Given data: Begin

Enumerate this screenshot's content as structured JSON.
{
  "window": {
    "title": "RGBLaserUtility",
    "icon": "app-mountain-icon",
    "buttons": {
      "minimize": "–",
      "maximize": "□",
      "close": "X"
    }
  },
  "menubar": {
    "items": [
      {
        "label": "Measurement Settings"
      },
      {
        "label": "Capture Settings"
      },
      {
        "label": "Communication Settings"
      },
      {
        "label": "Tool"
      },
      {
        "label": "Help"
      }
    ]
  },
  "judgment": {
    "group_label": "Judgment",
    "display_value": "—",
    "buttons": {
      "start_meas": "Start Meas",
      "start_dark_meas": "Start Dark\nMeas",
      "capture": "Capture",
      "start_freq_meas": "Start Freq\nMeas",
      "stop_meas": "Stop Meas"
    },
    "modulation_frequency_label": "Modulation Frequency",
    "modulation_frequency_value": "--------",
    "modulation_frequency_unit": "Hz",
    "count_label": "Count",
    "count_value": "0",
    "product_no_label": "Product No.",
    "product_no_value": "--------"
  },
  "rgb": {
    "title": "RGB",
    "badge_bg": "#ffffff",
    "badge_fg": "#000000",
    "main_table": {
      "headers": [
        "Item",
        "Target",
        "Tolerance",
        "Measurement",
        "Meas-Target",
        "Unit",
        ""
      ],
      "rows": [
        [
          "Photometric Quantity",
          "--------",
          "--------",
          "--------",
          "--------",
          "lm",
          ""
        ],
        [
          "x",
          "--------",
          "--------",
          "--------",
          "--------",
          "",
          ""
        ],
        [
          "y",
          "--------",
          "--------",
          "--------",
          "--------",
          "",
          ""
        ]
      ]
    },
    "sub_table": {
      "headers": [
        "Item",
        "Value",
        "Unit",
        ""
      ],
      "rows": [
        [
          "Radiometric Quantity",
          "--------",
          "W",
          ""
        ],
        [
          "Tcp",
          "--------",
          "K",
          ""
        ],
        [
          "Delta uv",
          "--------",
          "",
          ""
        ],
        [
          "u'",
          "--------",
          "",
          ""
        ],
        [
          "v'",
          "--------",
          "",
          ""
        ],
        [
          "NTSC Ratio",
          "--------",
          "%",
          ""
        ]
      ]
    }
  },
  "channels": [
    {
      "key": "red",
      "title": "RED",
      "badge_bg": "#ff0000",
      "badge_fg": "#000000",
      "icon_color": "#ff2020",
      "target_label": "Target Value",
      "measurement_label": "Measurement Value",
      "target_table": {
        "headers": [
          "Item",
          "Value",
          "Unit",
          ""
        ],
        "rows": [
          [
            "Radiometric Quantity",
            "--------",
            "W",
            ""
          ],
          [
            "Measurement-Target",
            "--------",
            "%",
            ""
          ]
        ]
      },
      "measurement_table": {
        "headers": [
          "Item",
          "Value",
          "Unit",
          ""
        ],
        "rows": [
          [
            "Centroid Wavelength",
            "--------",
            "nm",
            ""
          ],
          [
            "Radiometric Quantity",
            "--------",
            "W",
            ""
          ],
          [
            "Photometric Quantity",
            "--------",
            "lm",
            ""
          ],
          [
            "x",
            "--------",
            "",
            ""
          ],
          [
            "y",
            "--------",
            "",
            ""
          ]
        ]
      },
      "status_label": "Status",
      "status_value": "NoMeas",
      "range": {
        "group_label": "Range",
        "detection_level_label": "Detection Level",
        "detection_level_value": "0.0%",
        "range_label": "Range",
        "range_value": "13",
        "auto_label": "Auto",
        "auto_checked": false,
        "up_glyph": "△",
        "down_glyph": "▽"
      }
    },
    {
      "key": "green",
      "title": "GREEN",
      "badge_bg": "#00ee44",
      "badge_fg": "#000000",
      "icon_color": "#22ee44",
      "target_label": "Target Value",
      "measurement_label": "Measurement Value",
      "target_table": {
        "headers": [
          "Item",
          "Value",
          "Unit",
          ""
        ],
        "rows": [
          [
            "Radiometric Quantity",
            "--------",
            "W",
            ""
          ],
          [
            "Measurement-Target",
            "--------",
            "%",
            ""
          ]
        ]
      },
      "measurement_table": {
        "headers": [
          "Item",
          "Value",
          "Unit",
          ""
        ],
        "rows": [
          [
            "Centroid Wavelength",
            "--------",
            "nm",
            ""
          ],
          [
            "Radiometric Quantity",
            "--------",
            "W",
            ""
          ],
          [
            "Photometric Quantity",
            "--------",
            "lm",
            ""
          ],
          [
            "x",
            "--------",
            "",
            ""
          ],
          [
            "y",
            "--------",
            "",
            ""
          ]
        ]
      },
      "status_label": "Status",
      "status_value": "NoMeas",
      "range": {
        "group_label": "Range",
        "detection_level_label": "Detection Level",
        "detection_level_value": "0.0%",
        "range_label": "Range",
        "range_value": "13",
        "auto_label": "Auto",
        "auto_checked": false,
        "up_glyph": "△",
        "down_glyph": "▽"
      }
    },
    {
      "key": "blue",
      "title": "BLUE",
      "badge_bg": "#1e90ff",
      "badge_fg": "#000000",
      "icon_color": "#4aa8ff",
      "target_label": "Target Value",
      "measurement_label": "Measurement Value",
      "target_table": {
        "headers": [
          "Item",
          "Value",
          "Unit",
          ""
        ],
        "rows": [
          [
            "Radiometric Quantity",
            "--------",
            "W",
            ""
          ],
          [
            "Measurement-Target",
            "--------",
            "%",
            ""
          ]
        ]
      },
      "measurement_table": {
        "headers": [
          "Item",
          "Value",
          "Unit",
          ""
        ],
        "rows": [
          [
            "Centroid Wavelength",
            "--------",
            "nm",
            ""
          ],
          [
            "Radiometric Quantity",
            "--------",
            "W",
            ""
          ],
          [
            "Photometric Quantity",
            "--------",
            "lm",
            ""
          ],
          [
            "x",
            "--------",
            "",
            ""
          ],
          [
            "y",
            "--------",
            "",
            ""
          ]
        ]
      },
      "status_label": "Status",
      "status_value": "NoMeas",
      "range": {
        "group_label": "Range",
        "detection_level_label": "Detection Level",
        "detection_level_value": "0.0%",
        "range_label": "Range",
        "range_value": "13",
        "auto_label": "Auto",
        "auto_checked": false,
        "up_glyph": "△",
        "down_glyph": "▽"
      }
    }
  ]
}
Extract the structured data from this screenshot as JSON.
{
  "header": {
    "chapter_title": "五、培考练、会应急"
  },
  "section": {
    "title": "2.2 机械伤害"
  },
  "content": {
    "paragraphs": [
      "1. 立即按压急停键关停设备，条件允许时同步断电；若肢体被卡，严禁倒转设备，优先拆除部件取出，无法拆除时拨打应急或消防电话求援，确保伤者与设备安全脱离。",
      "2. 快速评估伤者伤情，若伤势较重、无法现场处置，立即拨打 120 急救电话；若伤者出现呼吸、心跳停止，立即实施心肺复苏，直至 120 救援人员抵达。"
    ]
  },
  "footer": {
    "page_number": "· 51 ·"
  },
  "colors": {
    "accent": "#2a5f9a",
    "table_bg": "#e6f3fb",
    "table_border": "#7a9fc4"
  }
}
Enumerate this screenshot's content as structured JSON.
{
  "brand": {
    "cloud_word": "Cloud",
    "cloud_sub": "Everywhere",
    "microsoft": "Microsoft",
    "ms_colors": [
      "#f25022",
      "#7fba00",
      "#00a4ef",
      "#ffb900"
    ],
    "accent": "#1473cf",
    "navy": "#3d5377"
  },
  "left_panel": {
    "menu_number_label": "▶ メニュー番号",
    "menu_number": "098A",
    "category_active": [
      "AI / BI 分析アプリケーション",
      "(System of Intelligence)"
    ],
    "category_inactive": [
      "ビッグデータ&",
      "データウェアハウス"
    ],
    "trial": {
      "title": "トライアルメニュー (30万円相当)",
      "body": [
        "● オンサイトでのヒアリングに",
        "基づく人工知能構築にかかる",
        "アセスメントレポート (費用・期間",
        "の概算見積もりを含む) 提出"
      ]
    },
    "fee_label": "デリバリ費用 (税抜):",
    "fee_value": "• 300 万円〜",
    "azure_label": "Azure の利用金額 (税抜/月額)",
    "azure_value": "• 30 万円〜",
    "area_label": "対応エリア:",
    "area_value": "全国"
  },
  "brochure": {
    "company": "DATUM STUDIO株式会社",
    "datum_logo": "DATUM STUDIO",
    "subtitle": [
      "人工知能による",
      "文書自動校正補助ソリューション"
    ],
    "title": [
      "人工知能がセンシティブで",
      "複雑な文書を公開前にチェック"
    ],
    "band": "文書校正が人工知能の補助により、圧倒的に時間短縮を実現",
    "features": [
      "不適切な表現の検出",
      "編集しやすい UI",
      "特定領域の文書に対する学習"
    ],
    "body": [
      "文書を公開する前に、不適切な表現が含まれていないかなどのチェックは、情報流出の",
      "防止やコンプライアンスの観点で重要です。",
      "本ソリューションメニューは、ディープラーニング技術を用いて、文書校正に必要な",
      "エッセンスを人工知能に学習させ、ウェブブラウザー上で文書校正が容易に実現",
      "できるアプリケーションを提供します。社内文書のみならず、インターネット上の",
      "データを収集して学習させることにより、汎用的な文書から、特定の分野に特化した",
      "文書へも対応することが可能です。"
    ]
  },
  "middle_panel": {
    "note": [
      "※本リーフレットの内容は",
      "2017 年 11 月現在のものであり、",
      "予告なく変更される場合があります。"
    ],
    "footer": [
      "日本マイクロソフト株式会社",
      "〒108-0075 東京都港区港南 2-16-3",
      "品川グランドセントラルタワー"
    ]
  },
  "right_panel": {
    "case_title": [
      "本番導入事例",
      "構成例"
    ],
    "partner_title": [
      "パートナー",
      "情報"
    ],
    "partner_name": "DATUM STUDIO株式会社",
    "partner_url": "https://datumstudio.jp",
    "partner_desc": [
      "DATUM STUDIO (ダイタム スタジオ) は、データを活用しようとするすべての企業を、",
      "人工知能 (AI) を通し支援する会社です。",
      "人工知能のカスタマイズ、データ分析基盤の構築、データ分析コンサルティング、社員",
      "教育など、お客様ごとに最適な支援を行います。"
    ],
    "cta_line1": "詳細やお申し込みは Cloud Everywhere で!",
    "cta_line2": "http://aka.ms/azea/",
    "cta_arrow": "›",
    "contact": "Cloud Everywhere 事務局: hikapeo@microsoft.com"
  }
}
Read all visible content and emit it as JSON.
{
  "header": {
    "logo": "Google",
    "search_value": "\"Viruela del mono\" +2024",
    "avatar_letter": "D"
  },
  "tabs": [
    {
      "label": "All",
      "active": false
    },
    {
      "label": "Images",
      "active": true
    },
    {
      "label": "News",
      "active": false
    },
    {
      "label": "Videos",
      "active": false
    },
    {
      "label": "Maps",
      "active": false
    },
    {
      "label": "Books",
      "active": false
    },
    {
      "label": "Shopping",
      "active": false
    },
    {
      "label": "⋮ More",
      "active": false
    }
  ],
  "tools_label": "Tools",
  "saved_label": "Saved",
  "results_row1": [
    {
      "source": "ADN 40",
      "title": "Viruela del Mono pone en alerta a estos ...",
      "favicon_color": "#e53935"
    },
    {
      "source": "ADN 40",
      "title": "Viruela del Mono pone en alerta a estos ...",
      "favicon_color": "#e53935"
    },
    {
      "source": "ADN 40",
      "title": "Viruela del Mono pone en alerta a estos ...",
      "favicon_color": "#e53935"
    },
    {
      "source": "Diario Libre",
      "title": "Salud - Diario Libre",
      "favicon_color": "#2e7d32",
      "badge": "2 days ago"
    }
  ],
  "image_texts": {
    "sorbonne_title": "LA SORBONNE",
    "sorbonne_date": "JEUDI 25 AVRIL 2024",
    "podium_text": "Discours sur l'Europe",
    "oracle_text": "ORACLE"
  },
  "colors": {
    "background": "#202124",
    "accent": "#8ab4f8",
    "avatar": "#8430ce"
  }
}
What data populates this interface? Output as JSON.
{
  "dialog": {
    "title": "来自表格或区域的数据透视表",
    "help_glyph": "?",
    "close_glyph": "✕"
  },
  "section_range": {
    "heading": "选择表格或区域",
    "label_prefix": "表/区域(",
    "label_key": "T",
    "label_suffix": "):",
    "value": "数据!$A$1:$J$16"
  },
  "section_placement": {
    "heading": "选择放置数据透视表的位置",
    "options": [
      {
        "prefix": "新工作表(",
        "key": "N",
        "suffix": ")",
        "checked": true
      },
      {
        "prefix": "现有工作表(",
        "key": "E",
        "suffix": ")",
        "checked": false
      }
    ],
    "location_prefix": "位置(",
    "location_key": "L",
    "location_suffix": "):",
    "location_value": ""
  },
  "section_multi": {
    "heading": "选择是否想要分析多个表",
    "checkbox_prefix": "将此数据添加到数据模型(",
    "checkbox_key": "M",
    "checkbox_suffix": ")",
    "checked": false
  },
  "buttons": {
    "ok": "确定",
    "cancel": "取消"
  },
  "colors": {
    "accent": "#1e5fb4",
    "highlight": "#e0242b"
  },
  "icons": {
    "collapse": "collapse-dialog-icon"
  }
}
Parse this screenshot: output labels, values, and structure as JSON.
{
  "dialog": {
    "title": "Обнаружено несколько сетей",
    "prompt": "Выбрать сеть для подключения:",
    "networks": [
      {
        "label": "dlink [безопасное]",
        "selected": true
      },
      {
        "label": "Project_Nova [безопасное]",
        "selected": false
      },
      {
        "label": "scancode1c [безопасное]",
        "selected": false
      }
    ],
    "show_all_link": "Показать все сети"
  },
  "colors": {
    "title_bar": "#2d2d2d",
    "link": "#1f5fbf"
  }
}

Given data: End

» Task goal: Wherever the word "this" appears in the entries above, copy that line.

» Reply:
Enumerate this screenshot's content as structured JSON.
Extract the structured data from this screenshot as JSON.
Enumerate this screenshot's content as structured JSON.
What data populates this interface? Output as JSON.
Parse this screenshot: output labels, values, and structure as JSON.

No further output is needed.